═══ Source material
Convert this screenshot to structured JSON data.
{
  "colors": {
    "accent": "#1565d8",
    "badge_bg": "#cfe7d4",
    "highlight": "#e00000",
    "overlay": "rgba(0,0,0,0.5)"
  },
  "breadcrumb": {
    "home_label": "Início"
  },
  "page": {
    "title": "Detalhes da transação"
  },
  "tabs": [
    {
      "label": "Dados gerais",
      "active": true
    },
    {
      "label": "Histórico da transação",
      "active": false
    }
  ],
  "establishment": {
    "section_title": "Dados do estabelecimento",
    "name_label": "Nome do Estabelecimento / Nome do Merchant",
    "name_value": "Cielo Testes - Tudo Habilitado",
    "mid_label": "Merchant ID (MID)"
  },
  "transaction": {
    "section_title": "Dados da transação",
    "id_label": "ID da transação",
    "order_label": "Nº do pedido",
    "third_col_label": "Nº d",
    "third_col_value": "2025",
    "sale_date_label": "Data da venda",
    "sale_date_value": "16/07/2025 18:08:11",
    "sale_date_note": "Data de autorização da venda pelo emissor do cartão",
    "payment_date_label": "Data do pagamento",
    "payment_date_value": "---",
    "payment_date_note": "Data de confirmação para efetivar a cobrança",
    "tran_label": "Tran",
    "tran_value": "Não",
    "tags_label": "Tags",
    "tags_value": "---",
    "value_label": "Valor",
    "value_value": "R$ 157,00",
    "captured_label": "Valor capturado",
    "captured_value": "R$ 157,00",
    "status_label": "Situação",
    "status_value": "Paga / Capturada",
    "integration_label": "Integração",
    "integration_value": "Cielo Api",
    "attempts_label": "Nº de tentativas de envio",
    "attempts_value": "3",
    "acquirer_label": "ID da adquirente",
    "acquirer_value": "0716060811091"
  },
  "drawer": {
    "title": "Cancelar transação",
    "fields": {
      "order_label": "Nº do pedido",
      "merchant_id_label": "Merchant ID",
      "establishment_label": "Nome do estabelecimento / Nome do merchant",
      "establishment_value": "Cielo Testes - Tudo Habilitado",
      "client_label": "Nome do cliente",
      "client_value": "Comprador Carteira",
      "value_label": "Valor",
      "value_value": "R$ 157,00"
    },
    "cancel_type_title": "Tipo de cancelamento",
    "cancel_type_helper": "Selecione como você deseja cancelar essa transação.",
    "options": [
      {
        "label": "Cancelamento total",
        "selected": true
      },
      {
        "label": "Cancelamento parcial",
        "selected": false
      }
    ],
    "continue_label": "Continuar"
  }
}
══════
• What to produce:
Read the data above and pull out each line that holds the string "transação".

• Result:
    "title": "Detalhes da transação"
      "label": "Histórico da transação",
    "section_title": "Dados da transação",
    "id_label": "ID da transação",
    "title": "Cancelar transação",
    "cancel_type_helper": "Selecione como você deseja cancelar essa transação.",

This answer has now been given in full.